Bidding expensive ‘Kanairo’ goodbye

The cost of living in Nairobi is five times higher than other regions in Kenya

In Summary

• Capital city no longer boasts of open spaces, clean streets and organised housing

• Devolution and infrastructure development make upcountry affordably attractive

A jobless woman is evicted over three months' rent arrears.
A jobless woman is evicted over three months' rent arrears.

“Green city in the sun.”

That’s how Nairobi ‘Kanairo’ in slang is described in marketing brochures. But to many of its residents, the phrase is a cruel mockery of actual conditions on the ground.

The youth, who are the majority of city residents, never saw the Nairobi of open spaces, clean streets and organised housing that gave rise to “Green City in the Sun. Some 60 per cent of the estimated 5 million Nairobians live in informal settlements. Many others live in flats where the sun never shines. The once leafy suburbs are not so leafy anymore.

The cost of living in Nairobi is at least five times higher than other regions in Kenya, says the Kenya National Bureau of Statistics in its latest inequality report. Though Nairobi residents earn more than their counterparts elsewhere in Kenya, they spend much more on housing, food, utility bills and transport.

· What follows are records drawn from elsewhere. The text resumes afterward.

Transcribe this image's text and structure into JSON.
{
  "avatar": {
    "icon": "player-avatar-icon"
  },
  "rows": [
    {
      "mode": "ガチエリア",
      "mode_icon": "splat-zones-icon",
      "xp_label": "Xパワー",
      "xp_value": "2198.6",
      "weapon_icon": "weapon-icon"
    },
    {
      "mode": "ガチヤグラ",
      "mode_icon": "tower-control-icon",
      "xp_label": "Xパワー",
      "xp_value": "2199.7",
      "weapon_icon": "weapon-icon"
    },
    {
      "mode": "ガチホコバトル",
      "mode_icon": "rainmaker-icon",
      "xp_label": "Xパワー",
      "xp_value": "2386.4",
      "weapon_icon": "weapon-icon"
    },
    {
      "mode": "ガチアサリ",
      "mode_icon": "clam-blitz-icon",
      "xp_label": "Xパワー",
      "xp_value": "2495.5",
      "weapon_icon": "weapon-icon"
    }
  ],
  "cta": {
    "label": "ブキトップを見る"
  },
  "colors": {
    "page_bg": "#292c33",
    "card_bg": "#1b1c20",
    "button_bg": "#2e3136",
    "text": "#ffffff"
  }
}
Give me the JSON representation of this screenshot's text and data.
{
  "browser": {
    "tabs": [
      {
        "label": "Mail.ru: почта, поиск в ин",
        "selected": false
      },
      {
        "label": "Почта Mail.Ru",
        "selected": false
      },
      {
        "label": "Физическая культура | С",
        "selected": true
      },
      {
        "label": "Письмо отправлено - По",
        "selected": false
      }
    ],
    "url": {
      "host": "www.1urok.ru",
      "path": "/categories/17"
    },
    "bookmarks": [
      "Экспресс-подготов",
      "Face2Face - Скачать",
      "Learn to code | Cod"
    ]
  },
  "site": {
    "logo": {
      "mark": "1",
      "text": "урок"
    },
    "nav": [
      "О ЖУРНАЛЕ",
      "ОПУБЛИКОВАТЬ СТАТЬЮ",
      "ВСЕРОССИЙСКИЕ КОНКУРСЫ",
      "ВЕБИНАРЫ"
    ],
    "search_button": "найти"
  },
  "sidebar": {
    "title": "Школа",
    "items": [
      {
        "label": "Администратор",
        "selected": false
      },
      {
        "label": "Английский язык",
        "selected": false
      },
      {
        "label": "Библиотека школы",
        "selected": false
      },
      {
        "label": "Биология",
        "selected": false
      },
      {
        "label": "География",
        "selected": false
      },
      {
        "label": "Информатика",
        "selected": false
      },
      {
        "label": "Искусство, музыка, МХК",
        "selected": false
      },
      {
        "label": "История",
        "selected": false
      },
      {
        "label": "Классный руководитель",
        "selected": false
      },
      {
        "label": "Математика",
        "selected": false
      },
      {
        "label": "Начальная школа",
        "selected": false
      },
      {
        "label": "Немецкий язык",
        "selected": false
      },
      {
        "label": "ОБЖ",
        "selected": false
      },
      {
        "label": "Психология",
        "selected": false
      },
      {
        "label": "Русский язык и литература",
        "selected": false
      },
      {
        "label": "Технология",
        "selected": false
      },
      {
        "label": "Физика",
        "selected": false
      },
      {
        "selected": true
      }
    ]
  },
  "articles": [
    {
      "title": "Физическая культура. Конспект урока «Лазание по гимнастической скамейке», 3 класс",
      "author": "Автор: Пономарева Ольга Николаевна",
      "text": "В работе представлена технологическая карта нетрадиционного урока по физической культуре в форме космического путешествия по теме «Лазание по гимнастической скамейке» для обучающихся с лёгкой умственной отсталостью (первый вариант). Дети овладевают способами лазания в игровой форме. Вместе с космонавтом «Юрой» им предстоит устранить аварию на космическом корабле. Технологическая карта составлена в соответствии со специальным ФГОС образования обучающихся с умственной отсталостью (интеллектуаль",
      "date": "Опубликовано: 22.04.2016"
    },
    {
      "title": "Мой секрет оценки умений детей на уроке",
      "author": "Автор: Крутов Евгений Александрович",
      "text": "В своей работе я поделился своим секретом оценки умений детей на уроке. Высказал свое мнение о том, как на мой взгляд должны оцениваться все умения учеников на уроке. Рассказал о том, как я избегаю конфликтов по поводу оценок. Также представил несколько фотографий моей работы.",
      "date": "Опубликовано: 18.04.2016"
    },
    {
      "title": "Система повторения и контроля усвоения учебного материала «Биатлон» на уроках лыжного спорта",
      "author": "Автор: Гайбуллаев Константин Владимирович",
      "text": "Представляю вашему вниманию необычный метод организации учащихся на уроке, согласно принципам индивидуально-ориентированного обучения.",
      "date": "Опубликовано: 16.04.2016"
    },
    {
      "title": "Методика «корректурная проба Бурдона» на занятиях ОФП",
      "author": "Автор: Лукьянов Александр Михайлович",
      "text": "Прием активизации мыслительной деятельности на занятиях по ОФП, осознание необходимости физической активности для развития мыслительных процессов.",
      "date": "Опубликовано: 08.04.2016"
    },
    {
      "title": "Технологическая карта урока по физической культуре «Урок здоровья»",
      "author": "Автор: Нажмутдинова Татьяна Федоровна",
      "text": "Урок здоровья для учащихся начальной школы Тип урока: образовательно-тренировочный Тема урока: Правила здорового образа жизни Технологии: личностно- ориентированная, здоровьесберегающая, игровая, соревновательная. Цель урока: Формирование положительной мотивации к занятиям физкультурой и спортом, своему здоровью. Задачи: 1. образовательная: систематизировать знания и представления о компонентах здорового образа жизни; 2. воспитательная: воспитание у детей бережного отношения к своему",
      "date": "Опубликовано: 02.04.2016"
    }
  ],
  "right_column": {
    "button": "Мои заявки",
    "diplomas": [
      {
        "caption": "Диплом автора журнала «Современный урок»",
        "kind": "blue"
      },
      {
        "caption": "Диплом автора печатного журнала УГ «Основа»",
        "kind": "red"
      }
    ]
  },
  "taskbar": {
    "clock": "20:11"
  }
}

Young Kenyans in rural areas aspire to move to Nairobi, attracted by the bright city lights and stories of vast opportunities. "I was very excited coming to the city after completing high school," says Muthoni Mutuku, from Central Kenya. "Imagine my disappointment when I visited my former schoolmates and found they were living in homes much worse than what I left in the village," she recalls.

Muthoni has spent much of her adult life in the city but is not afraid of retreating to her rural home in between job contracts. With much of the city's shine slowly fading away, Kenyans are increasingly considering living outside Nairobi, where the costs of living are low and a greater sense of community exists among neighbours.

Devolution, combined with infrastructure development, means that one can enjoy "Nairobi standards" anywhere at a fraction of the cost of living in Nairobi. Electricity, piped water, good schools, tarmacked roads, universities and the Internet are no longer a monopoly of the big city.

Nairobi residents visiting other towns often get amazed by the lack of traffic jams, the spacious homes available at amazing rents, and the low levels of crime. Many would want to relocate right away but jobs are hard to get outside the city. Small towns favour individuals with technical skills, such as electricians, plumbers, carpenters, masons, welders and mechanics. Lawyers and accountants also thrive in small towns.

Outside Nairobi, very few opportunities exist for professionals qualified in art subjects, but the growth of work-from-home jobs could change all that. One can get a job in Nairobi but live in a small town.

The challenges Nairobi residents are experiencing have been brewing for a long time. Andrew Mwanyasi, now a retiree in his seventies, recalls getting mugged right behind the Kenya National Archives one evening in 1974.

“The thieves beat me so hard I collapsed unconscious on the pavement," he recalls. He regained his senses several hours later in the middle of the night. Other than his pockets frisked clean, Mwanyasi was physically fine. Goes to show there's nothing new in the City under the Sun.

This story first appeared on the digital magazine Star Sasa, accessible on Sundays for Sh10 by dialling *550*3#

Edited by T Jalio

WATCH: The latest videos from the Star